Nitrogen, while important for growth, results in a higher tissue moisture content and softer leaves and stems if over applied. Potassium makes plant cells denser and more rigid, able to withstand wilting and weight from above. However, like nitrogen, it is subject to leaching, especially in sandy soils. Quick-release ammonium fertilizers, such as urea, ammonium nitrate or ammonium sulfate, also predispose potassium to leaching. This is one of the underplayed strong points of N sources like IBDU, ureaformaldehyde, methylurea, and sulfur- or plastic-coated urea. They don't promote potassium leaching.
Another thing to keep in mind is getting the turfgrass as mature as possible before the busy season. Phosphorous speeds up the maturation of the grass plant, so it is tougher, sooner. It does not leach, so you don?t need much P in the spring. Get a head start on turf growth before the trees leaf out in the spring.
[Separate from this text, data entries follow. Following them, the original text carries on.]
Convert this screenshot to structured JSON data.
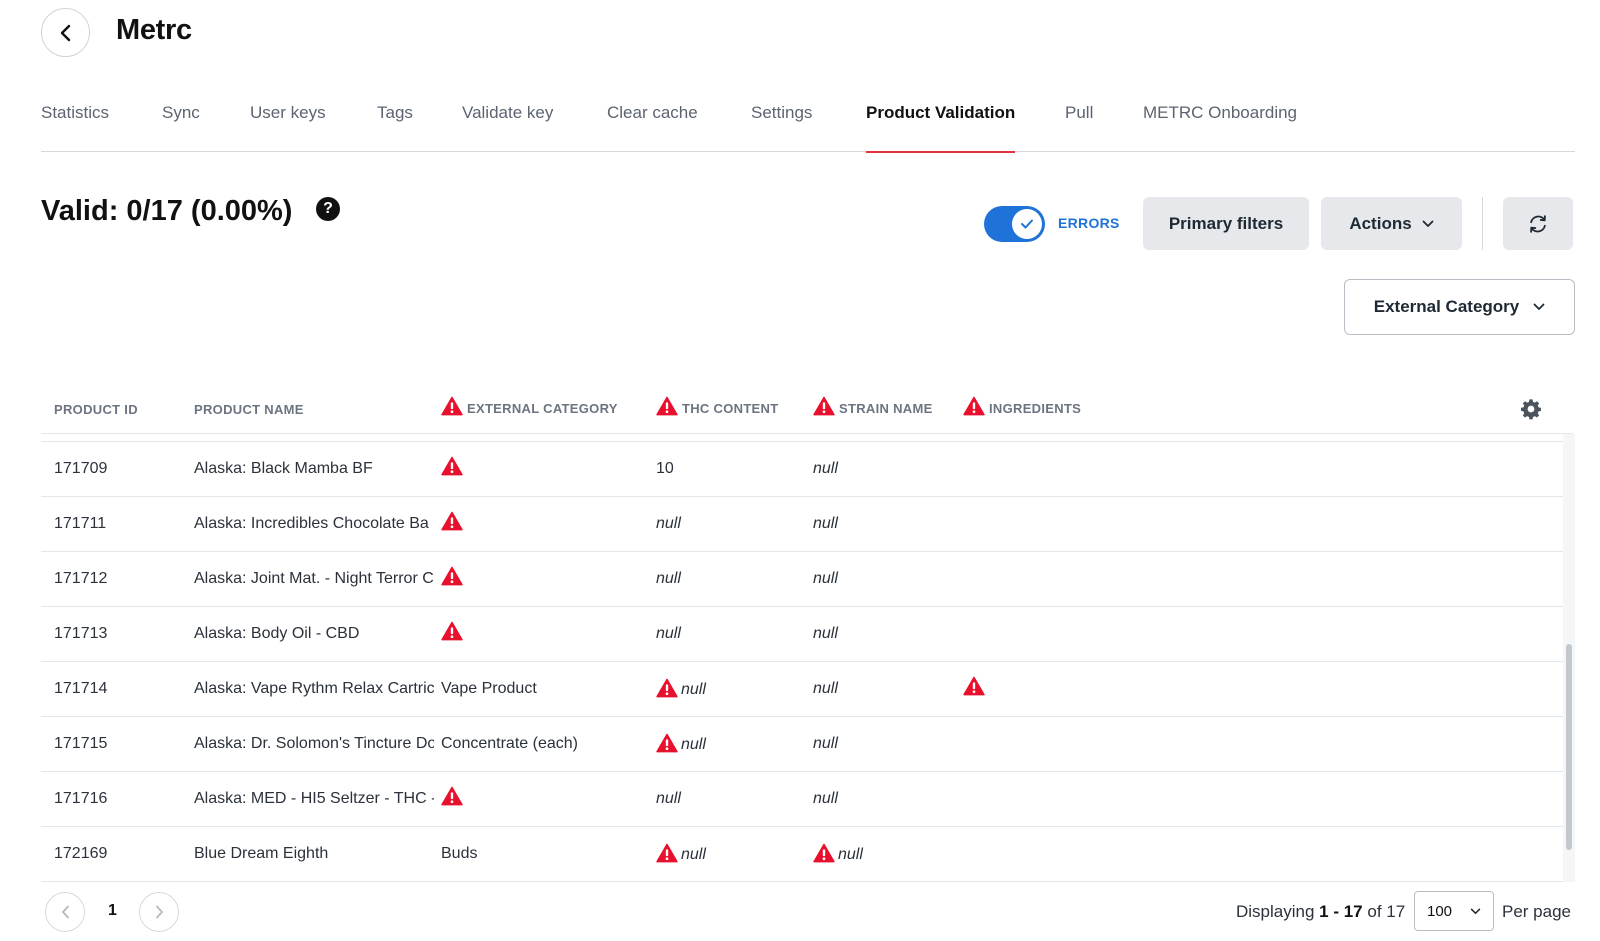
{
  "header": {
    "title": "Metrc",
    "back_icon": "chevron-left-icon"
  },
  "tabs": [
    {
      "label": "Statistics"
    },
    {
      "label": "Sync"
    },
    {
      "label": "User keys"
    },
    {
      "label": "Tags"
    },
    {
      "label": "Validate key"
    },
    {
      "label": "Clear cache"
    },
    {
      "label": "Settings"
    },
    {
      "label": "Product Validation",
      "active": true
    },
    {
      "label": "Pull"
    },
    {
      "label": "METRC Onboarding"
    }
  ],
  "validation": {
    "summary": "Valid: 0/17 (0.00%)",
    "help_glyph": "?"
  },
  "toolbar": {
    "errors_toggle_label": "ERRORS",
    "errors_toggle_on": true,
    "primary_filters_label": "Primary filters",
    "actions_label": "Actions",
    "external_category_label": "External Category"
  },
  "table": {
    "columns": {
      "product_id": "PRODUCT ID",
      "product_name": "PRODUCT NAME",
      "external_category": "EXTERNAL CATEGORY",
      "thc_content": "THC CONTENT",
      "strain_name": "STRAIN NAME",
      "ingredients": "INGREDIENTS"
    },
    "rows": [
      {
        "id": "171709",
        "name": "Alaska: Black Mamba BF",
        "category": "",
        "category_error": true,
        "thc": "10",
        "thc_error": false,
        "strain": "null",
        "strain_error": false,
        "ingredients_error": false
      },
      {
        "id": "171711",
        "name": "Alaska: Incredibles Chocolate Ba",
        "category": "",
        "category_error": true,
        "thc": "null",
        "thc_error": false,
        "strain": "null",
        "strain_error": false,
        "ingredients_error": false
      },
      {
        "id": "171712",
        "name": "Alaska: Joint Mat. - Night Terror C",
        "category": "",
        "category_error": true,
        "thc": "null",
        "thc_error": false,
        "strain": "null",
        "strain_error": false,
        "ingredients_error": false
      },
      {
        "id": "171713",
        "name": "Alaska: Body Oil - CBD",
        "category": "",
        "category_error": true,
        "thc": "null",
        "thc_error": false,
        "strain": "null",
        "strain_error": false,
        "ingredients_error": false
      },
      {
        "id": "171714",
        "name": "Alaska: Vape Rythm Relax Cartric",
        "category": "Vape Product",
        "category_error": false,
        "thc": "null",
        "thc_error": true,
        "strain": "null",
        "strain_error": false,
        "ingredients_error": true
      },
      {
        "id": "171715",
        "name": "Alaska: Dr. Solomon's Tincture Do",
        "category": "Concentrate (each)",
        "category_error": false,
        "thc": "null",
        "thc_error": true,
        "strain": "null",
        "strain_error": false,
        "ingredients_error": false
      },
      {
        "id": "171716",
        "name": "Alaska: MED - HI5 Seltzer - THC -",
        "category": "",
        "category_error": true,
        "thc": "null",
        "thc_error": false,
        "strain": "null",
        "strain_error": false,
        "ingredients_error": false
      },
      {
        "id": "172169",
        "name": "Blue Dream Eighth",
        "category": "Buds",
        "category_error": false,
        "thc": "null",
        "thc_error": true,
        "strain": "null",
        "strain_error": true,
        "ingredients_error": false
      }
    ]
  },
  "pagination": {
    "current_page": "1",
    "displaying_prefix": "Displaying ",
    "displaying_range": "1 - 17",
    "displaying_suffix": " of 17",
    "per_page_value": "100",
    "per_page_label": "Per page"
  },
  "colors": {
    "accent": "#1f73d8",
    "error": "#e8112d",
    "tab_underline": "#e0333b"
  }
}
Mow often to encourage turf density.
As soon as you get the soil test results back, aerify again and fertilize with one of the slow-release N sources, the same rate of K, and a fractional rate of phosphorous (P). Ask the lab to make a recommendation for the iron, sulfur and calcium levels in the soil. Iron can provide color to turf without the lush effects of nitrogen. You might want to apply gypsum to improve calcium levels and soil structure. Use potassium sulfate for the source of K.
Consider topdressing with an amendment containing sterilized, well-decomposed organic material to protect the crowns of the turf plants from late winter freezes and winds, and traffic in a few weeks. Once you start topdressing, repeat every few weeks during the busy season. Compatibility of the topdressing with the soil is an issue. Brush the topdressing into the aerification holes with a mat.
Use your core sampler to check soil moisture depth. Don't jump to a summer irrigation schedule if the root zone stays damp for days. In fact, too much water might be part of the problem. Not only does wet soil compact easier under traffic, it looses nitrogen and potassium faster.
Turfgrass can only take so much pounding before it surrenders. If traffic or shade make it impossible to grow grass in a certain location, don?t hesitate to resod. That's what sod is for, after all. If you do sod, select a variety that has improved traffic tolerance and give it plenty of time to establish before the next picnic season begins. New sod needs to be kept wet and that doesn't fit the bill when people want to leave the pavement.